Photographer Deirdre Brennan has been turning her lens on the people of Ireland

Has there ever been a more photographed era in human history? While smartphones may have made snappers of us all, Irish photographer Deirdre Brennan takes things to the next level. “I love combining image experimentation with historic and social research,” says Brennan, who has marked the Centenary of the Irish State this year by creating a series of portraits of the people who make up our population today.

This simple idea acquires magic in Brennan’s hands. Her subjects pose for their close-ups with a hand mirror, itself as old as the State, while musing on the state we’re in. Their thoughts are an illuminating mixture of the positive and the negative, tinged with pride, gratitude, critique, optimism and concern.

“As with all stories, it takes months of research and thinking to figure out the aesthetics,” says Brennan, who was inspired by a Francis Bacon postcard tacked onto the wall in her studio.
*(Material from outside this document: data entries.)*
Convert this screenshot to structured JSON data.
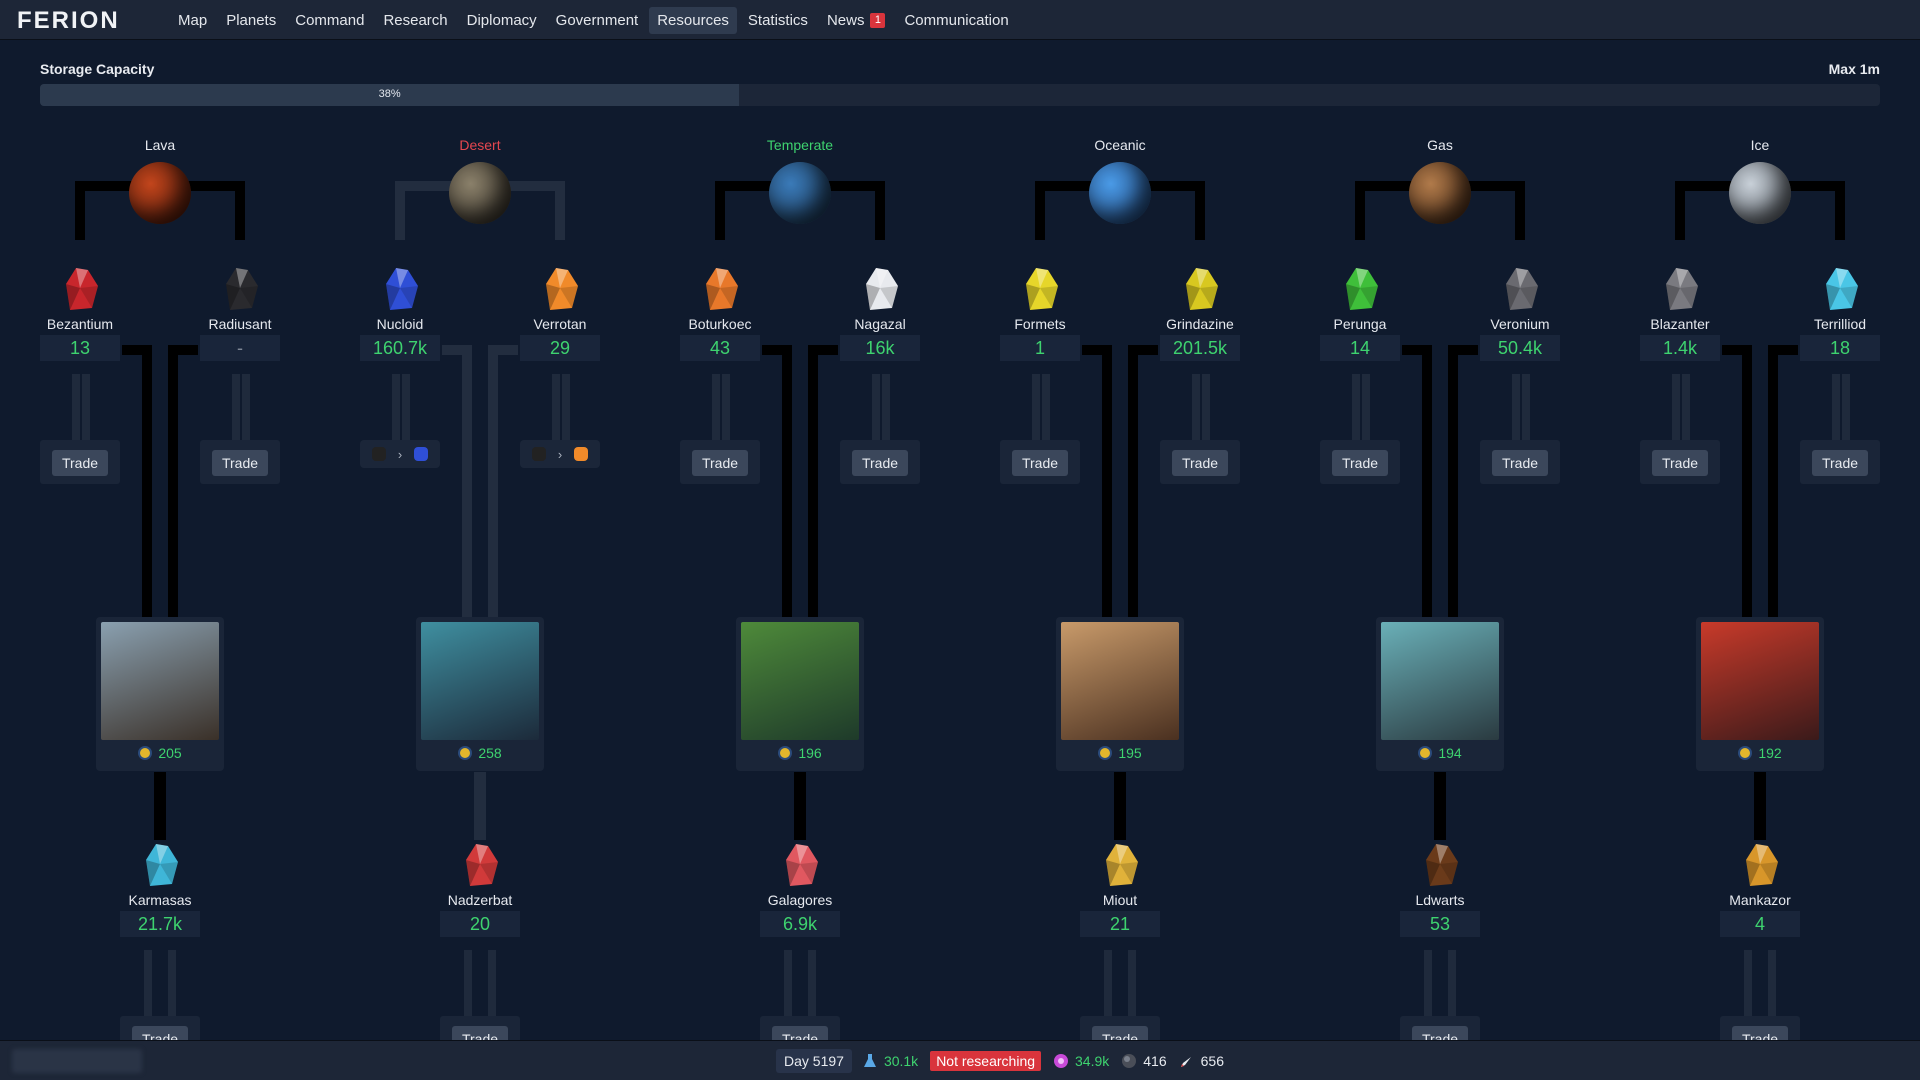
{
  "nav": {
    "logo": "FERION",
    "items": [
      {
        "label": "Map"
      },
      {
        "label": "Planets"
      },
      {
        "label": "Command"
      },
      {
        "label": "Research"
      },
      {
        "label": "Diplomacy"
      },
      {
        "label": "Government"
      },
      {
        "label": "Resources",
        "active": true
      },
      {
        "label": "Statistics"
      },
      {
        "label": "News",
        "badge": "1"
      },
      {
        "label": "Communication"
      }
    ]
  },
  "storage": {
    "label": "Storage Capacity",
    "max": "Max 1m",
    "percent_text": "38%",
    "fill": 0.38
  },
  "columns": [
    {
      "type": "Lava",
      "type_color": "#e6e9ef",
      "planet_icon": "lava-planet",
      "planet_colors": [
        "#c2451c",
        "#3a1208"
      ],
      "resources": [
        {
          "name": "Bezantium",
          "amount": "13",
          "color": "#c8262c"
        },
        {
          "name": "Radiusant",
          "amount": "-",
          "color": "#2a2a2e"
        }
      ],
      "factory": {
        "level": "205",
        "colors": [
          "#8aa0b0",
          "#3a3028"
        ]
      },
      "product": {
        "name": "Karmasas",
        "amount": "21.7k",
        "color": "#3fb6d8",
        "icon": "cyan-crystal-icon"
      }
    },
    {
      "type": "Desert",
      "type_color": "#e5474f",
      "planet_icon": "desert-planet",
      "planet_colors": [
        "#8a806a",
        "#2a2620"
      ],
      "resources": [
        {
          "name": "Nucloid",
          "amount": "160.7k",
          "color": "#2f4fd6"
        },
        {
          "name": "Verrotan",
          "amount": "29",
          "color": "#f08a2a"
        }
      ],
      "factory": {
        "level": "258",
        "colors": [
          "#3f8fa0",
          "#1c2a3a"
        ]
      },
      "product": {
        "name": "Nadzerbat",
        "amount": "20",
        "color": "#d13a3a",
        "icon": "red-crystal-icon"
      }
    },
    {
      "type": "Temperate",
      "type_color": "#3ed36f",
      "planet_icon": "temperate-planet",
      "planet_colors": [
        "#3a7ab8",
        "#18304a"
      ],
      "resources": [
        {
          "name": "Boturkoec",
          "amount": "43",
          "color": "#e8782a"
        },
        {
          "name": "Nagazal",
          "amount": "16k",
          "color": "#e8eaee"
        }
      ],
      "factory": {
        "level": "196",
        "colors": [
          "#4e8a3a",
          "#1e3a2a"
        ]
      },
      "product": {
        "name": "Galagores",
        "amount": "6.9k",
        "color": "#e05860",
        "icon": "pink-crystal-icon"
      }
    },
    {
      "type": "Oceanic",
      "type_color": "#e6e9ef",
      "planet_icon": "oceanic-planet",
      "planet_colors": [
        "#4a9ae6",
        "#1a3a6a"
      ],
      "resources": [
        {
          "name": "Formets",
          "amount": "1",
          "color": "#e6d62a"
        },
        {
          "name": "Grindazine",
          "amount": "201.5k",
          "color": "#d8c820"
        }
      ],
      "factory": {
        "level": "195",
        "colors": [
          "#c89a6a",
          "#4a3020"
        ]
      },
      "product": {
        "name": "Miout",
        "amount": "21",
        "color": "#e0b23a",
        "icon": "box-icon"
      }
    },
    {
      "type": "Gas",
      "type_color": "#e6e9ef",
      "planet_icon": "gas-planet",
      "planet_colors": [
        "#b07a4a",
        "#3a2010"
      ],
      "resources": [
        {
          "name": "Perunga",
          "amount": "14",
          "color": "#3fbf3a"
        },
        {
          "name": "Veronium",
          "amount": "50.4k",
          "color": "#6a6a70"
        }
      ],
      "factory": {
        "level": "194",
        "colors": [
          "#6ab0b8",
          "#2a3a40"
        ]
      },
      "product": {
        "name": "Ldwarts",
        "amount": "53",
        "color": "#6a3a1a",
        "icon": "poop-icon"
      }
    },
    {
      "type": "Ice",
      "type_color": "#e6e9ef",
      "planet_icon": "ice-planet",
      "planet_colors": [
        "#c8d0d8",
        "#4a5058"
      ],
      "resources": [
        {
          "name": "Blazanter",
          "amount": "1.4k",
          "color": "#7a7a80"
        },
        {
          "name": "Terrilliod",
          "amount": "18",
          "color": "#4ac6e6"
        }
      ],
      "factory": {
        "level": "192",
        "colors": [
          "#c83a2a",
          "#3a1a1a"
        ]
      },
      "product": {
        "name": "Mankazor",
        "amount": "4",
        "color": "#d8962a",
        "icon": "money-bag-icon"
      }
    }
  ],
  "trade_label": "Trade",
  "bottom": {
    "day": "Day 5197",
    "research_points": "30.1k",
    "research_status": "Not researching",
    "credits": "34.9k",
    "planets": "416",
    "ships": "656"
  }
}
Finding the right mirror proved tricky, until one day she turned onto a street she had never been down before and discovered the shop Pretty Vintage Belfast.

“I wandered in and asked mother and daughter proprietors, Mary and Mandy Rosenberg, if they would have a hand mirror. Mary disappeared beneath the counter and emerged a few minutes later with a beautiful 1920s Bakelite mirror. The minute I saw it I knew that it was just perfect for the project.” The shop, she adds, “is a treasure trove and well worth the visit”.


Originally graduating from the National College of Art and Design, Brennan spent time in New York, before returning to Dublin where she now lives. She still works with the New York Times, where her subjects have included Hilary Clinton and Mary Robinson; and her work has appeared in Time Magazine, Newsweek, Stern, the Smithsonian and more. In 2008, she was named one of the 10 Women Who Wrote History With Their Cameras at the International Photojournalism Festival, Visa Pour L’Image.

Brennan’s next project, Looking for Brigid, is being made to commemorate the 1500th anniversary of the Saint’s death with portraits of Brigids around the country. Some believe the saint to be even more ancient, evolving from the Celtic goddess Bríd, but never mind that, it’s a great concept and, as the artist says “like all good ideas, came to me while I was making a cup of tea”.

Since then, she has been “meeting the most wonderful Brigids [and Bridgets, Bríds and any other spelling of the name you care to mention], ranging from three years old to 100. The project “is really an examination of the status of women in modern-day Ireland.” While we await its conclusion, Brennan’s multi-award-winning Reflection on 100 Years of the Irish State will be at Paris Photo from November 7th – 12th,, and is online at

Gemma Tipton

Gemma Tipton

Gemma Tipton contributes to The Irish Times on art, architecture and other aspects of culture